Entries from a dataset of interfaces
-=-=-=-=-
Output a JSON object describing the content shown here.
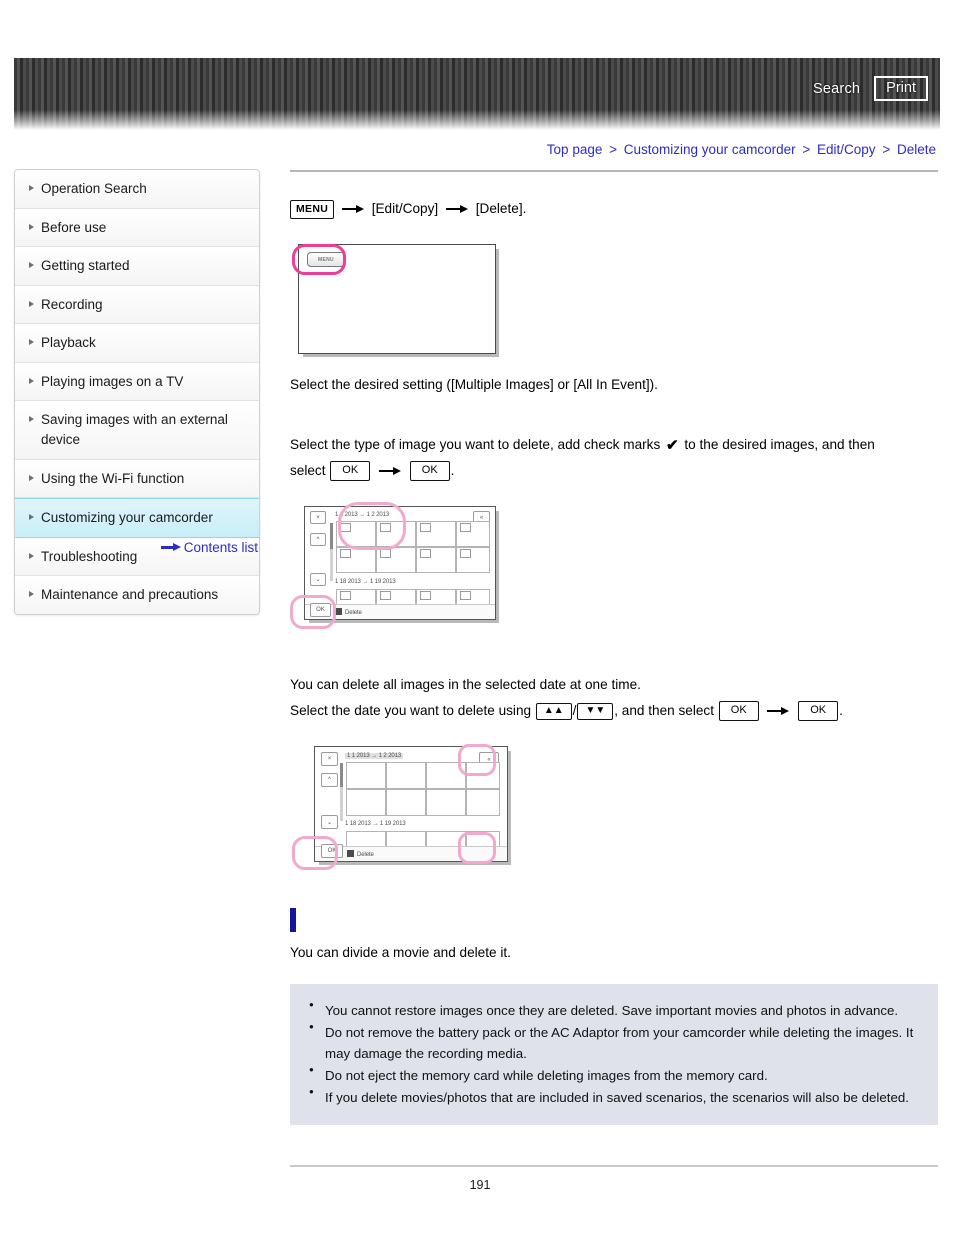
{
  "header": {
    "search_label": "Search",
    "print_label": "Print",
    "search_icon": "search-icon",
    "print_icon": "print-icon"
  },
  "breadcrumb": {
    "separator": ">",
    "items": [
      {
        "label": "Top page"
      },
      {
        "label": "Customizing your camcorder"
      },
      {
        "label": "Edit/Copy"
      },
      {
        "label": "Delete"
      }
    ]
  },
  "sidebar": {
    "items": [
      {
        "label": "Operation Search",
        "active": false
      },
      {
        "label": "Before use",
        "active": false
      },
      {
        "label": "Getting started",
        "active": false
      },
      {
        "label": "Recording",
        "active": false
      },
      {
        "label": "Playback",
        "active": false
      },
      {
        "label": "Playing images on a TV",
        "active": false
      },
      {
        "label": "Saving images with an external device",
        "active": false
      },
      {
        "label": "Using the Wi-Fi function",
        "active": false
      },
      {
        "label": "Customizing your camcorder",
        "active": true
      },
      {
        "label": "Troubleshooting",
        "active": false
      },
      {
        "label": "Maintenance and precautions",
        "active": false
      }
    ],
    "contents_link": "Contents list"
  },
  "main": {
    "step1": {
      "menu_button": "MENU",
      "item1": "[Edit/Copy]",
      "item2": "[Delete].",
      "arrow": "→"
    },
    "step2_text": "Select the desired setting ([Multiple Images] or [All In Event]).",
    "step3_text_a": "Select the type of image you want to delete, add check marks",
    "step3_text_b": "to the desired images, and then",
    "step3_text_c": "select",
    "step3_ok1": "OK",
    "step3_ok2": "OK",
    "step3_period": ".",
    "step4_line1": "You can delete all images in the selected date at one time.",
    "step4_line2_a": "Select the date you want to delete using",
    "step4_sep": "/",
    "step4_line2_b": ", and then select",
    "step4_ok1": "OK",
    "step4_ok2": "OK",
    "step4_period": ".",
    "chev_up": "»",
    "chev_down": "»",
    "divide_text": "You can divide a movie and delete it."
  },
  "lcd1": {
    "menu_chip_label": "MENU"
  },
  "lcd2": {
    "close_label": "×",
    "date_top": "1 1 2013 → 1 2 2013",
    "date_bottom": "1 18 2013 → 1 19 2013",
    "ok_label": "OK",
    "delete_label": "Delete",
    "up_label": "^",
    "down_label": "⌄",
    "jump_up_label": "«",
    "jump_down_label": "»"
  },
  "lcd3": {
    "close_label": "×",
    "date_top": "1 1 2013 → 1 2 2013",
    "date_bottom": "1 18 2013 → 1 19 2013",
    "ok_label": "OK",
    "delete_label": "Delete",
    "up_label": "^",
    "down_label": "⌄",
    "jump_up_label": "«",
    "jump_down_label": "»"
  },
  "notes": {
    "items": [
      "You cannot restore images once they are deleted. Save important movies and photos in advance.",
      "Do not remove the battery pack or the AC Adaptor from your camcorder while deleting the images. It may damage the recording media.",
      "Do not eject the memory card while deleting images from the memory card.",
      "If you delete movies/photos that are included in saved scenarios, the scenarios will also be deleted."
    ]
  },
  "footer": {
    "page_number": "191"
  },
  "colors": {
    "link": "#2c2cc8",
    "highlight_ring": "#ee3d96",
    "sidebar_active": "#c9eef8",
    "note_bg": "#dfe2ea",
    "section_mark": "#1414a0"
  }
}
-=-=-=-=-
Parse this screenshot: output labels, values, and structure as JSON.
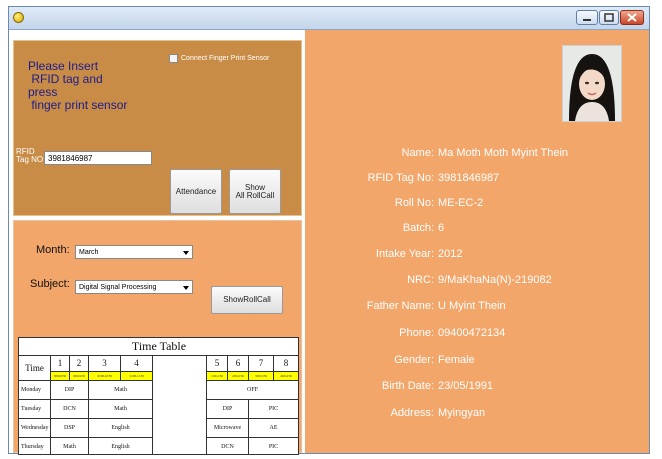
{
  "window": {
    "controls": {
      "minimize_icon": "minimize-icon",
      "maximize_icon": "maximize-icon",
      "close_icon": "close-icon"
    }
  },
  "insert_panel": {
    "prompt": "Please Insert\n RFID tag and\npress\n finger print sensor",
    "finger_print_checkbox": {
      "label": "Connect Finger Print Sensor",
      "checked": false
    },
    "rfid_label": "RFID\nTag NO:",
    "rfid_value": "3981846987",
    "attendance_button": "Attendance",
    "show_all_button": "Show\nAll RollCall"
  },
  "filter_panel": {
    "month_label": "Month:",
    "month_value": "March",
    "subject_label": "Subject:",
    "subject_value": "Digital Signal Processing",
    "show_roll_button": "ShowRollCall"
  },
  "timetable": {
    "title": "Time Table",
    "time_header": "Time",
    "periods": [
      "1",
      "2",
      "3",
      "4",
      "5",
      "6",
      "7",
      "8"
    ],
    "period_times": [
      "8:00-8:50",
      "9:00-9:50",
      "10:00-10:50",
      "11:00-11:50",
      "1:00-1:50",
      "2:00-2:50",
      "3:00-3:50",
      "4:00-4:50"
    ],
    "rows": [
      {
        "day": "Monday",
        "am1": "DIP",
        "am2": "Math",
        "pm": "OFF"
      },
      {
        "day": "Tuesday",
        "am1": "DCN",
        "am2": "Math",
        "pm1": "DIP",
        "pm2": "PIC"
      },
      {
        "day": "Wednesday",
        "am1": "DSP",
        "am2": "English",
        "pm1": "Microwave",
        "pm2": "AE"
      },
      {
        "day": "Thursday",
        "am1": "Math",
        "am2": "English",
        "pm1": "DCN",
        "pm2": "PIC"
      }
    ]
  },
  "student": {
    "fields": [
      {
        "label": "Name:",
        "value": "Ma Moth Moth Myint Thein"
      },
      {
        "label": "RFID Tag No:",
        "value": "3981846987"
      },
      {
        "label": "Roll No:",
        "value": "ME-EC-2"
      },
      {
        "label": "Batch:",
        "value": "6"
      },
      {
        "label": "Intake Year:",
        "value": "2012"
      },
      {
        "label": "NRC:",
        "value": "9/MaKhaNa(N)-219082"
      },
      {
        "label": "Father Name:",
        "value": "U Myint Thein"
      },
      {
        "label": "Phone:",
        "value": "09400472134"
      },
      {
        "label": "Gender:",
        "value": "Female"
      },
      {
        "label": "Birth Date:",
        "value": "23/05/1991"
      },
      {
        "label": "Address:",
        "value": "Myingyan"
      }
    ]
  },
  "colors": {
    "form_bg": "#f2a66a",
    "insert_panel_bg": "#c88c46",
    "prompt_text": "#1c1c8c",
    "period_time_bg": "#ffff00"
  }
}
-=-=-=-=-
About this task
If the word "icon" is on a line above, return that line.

Solution to the problem
    "search_icon": "search-icon",
    "print_icon": "print-icon"
      "minimize_icon": "minimize-icon",
      "maximize_icon": "maximize-icon",
      "close_icon": "close-icon"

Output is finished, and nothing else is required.